"Their appearance can be a bit comical," Torregrosa said on Wednesday.
But the seldom-seen hellbenders command admiration from conservationists who hail them as an aquatic version of a "canary in the coalmine," or early indicator of threats to an ecosystem. Their slimy skin is used to pull in oxygen to breath, and when they die it is a warning that pollution and human encroachment are damaging the environment, Torregrosa said.
"They are a very valuable indicator of the ecosystems in which they are found."
Kevin Torregrosa, Zoo Herpetologist

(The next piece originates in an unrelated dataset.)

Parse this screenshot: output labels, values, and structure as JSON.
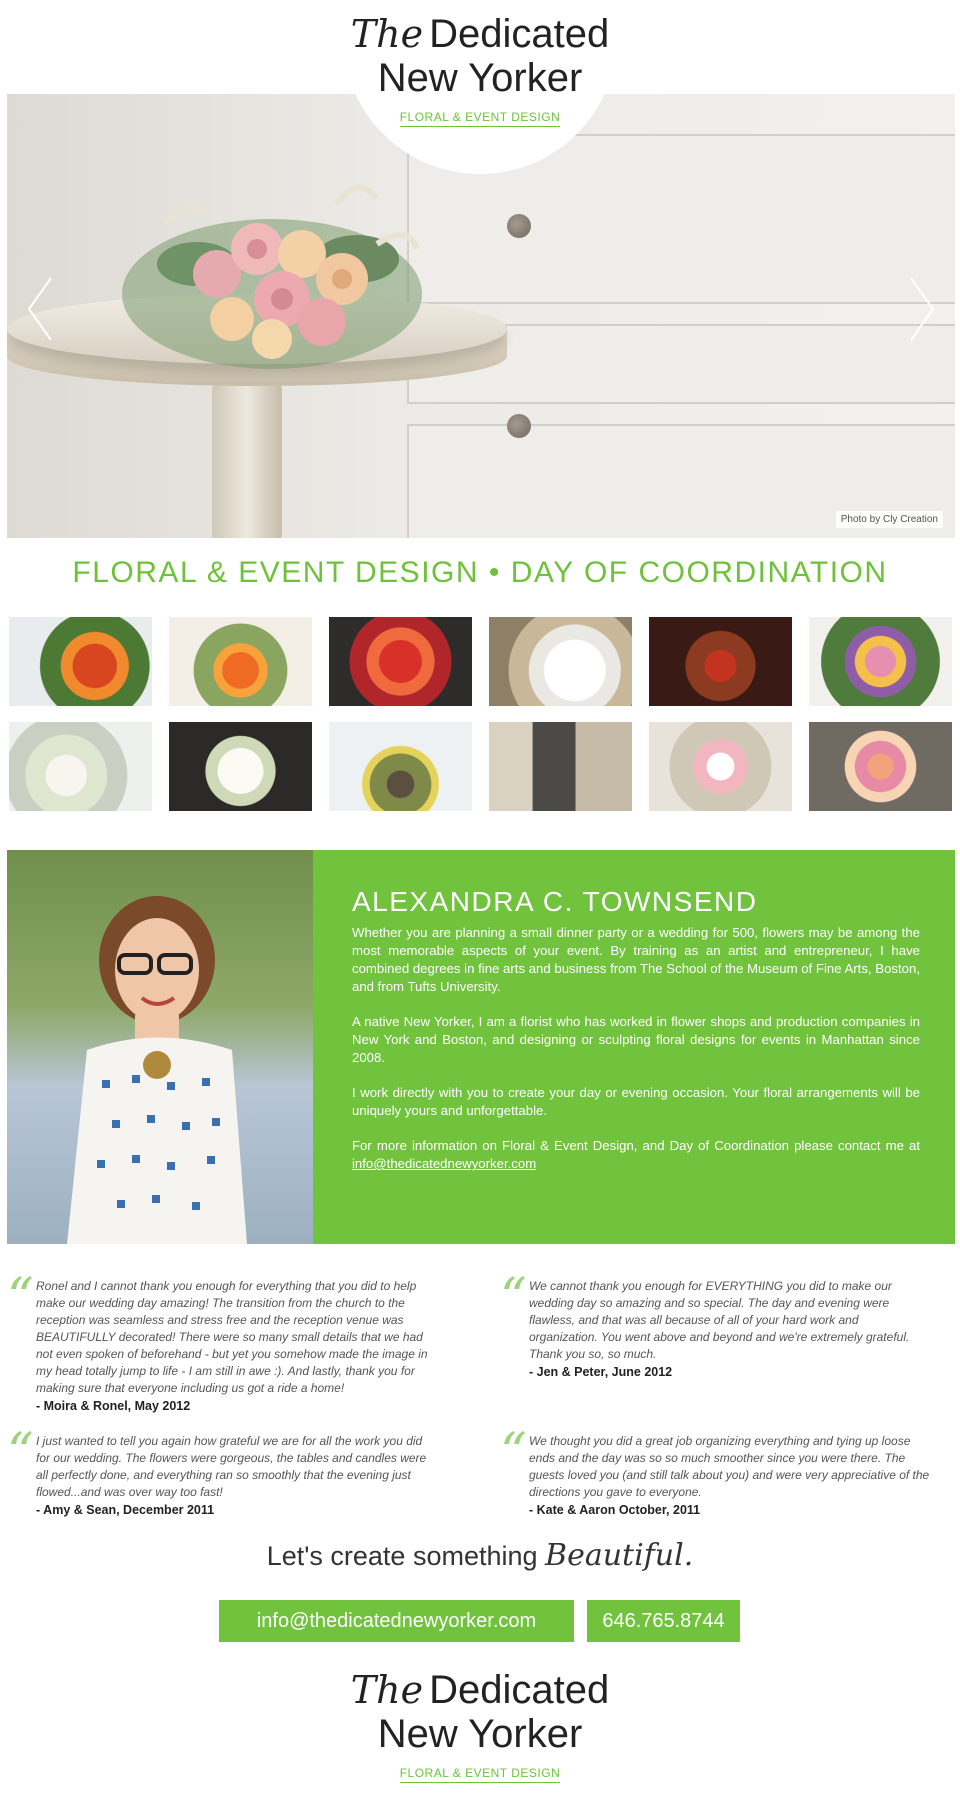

The creatures made their public debut over the weekend in a habitat inside the zoo's Reptile House. But their habit of hiding under rocks, their preferred location for laying hundreds of eggs, makes it so hard to glimpse them that it took a zoo photographer two days to get an image, a zoo spokesman said.
Listed as "near threatened" by the International Union for Conservation of Nature and as "a species of special concern" by New York State, young hellbenders have been raised for years by the zoo in a special bio-secure room.

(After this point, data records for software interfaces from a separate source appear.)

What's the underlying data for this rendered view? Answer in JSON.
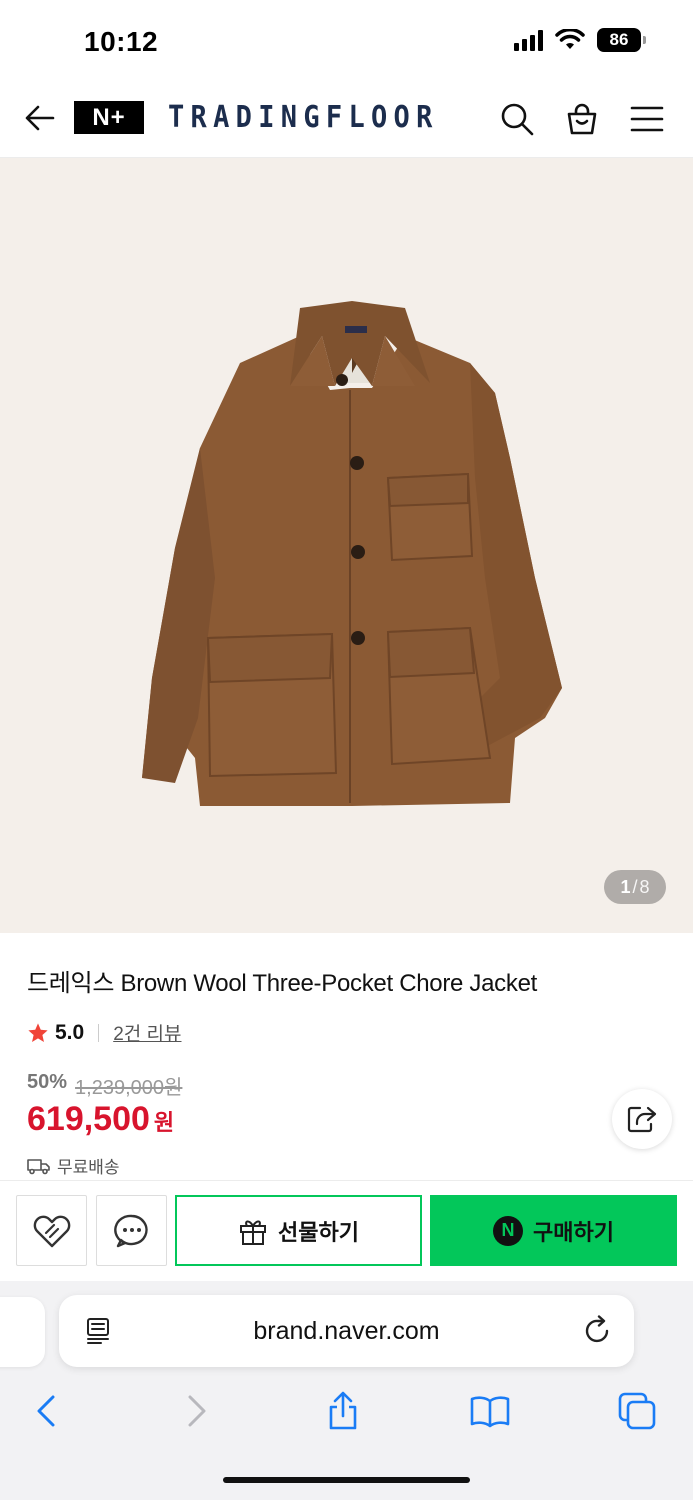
{
  "status": {
    "time": "10:12",
    "battery": "86"
  },
  "header": {
    "logo": "N+",
    "brand": "TRADINGFLOOR"
  },
  "image": {
    "current": "1",
    "total": "8",
    "separator": "/"
  },
  "product": {
    "title": "드레익스 Brown Wool Three-Pocket Chore Jacket",
    "rating": "5.0",
    "reviews": "2건 리뷰",
    "discount": "50%",
    "original_price": "1,239,000원",
    "sale_price": "619,500",
    "currency": "원",
    "delivery": "무료배송"
  },
  "actions": {
    "gift_label": "선물하기",
    "buy_label": "구매하기",
    "buy_badge": "N"
  },
  "browser": {
    "url": "brand.naver.com"
  },
  "colors": {
    "naver_green": "#03c75a",
    "price_red": "#d8142d",
    "brand_navy": "#1c2d4d",
    "safari_blue": "#1a7cf5"
  },
  "icons": [
    "back-arrow-icon",
    "search-icon",
    "cart-icon",
    "menu-icon",
    "star-icon",
    "delivery-truck-icon",
    "share-icon",
    "wishlist-heart-icon",
    "chat-icon",
    "gift-icon",
    "reader-icon",
    "reload-icon",
    "safari-back-icon",
    "safari-forward-icon",
    "safari-share-icon",
    "bookmarks-icon",
    "tabs-icon"
  ]
}
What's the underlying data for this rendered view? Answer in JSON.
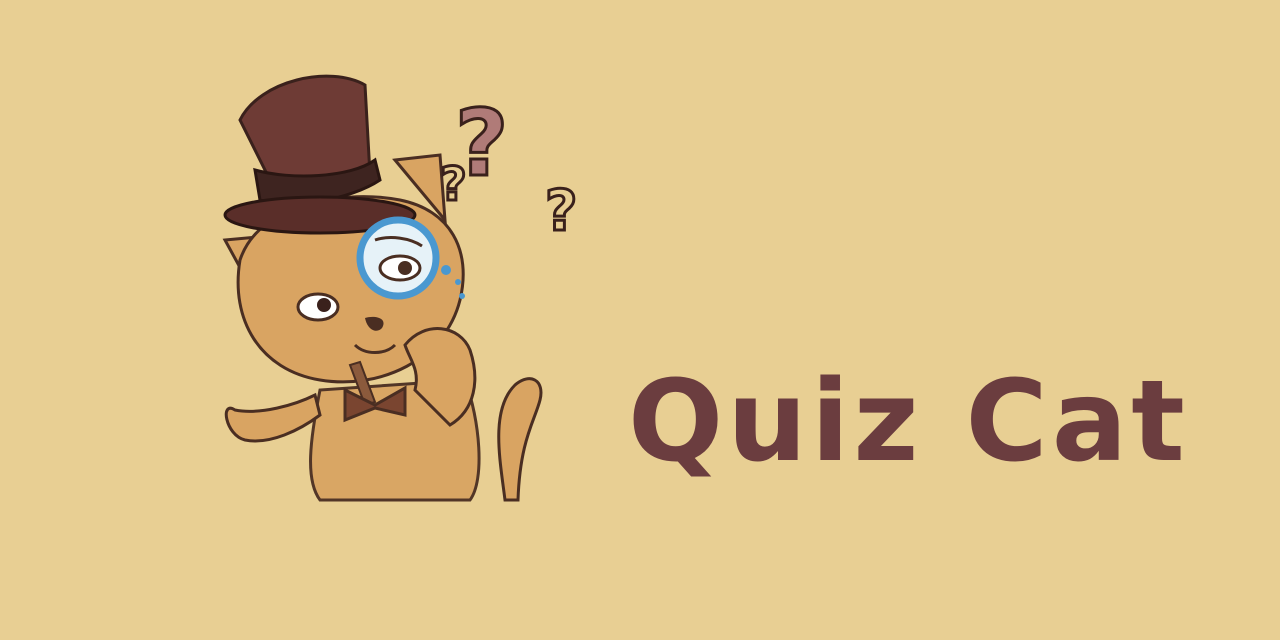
{
  "title": "Quiz Cat",
  "colors": {
    "background": "#E8CF93",
    "title": "#6B3D3F",
    "hat": "#6E3B35",
    "question_marks": "#B07B78",
    "cat_fur": "#D9A462",
    "outline": "#4A2E22",
    "monocle": "#4A98D0"
  },
  "mascot": {
    "icon": "cat-with-top-hat-and-monocle"
  }
}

Thirty-eight were tagged with identification chips and released into the Allegheny River Basin in 2013.
Eggs were then collected from the Susquehanna Watershed of New York and Pennsylvania the following year and, as a result, 103 hellbenders have been raised in the Bronx for future release into the wild, the zoo said in a press release.
Only two larger salamander species are known to exist: the Japanese and Chinese giant salamanders, both of which can grow up to six feet long.
(Reporting by Barbara Goldberg; Editing by Daniel Wallis and David Gregorio)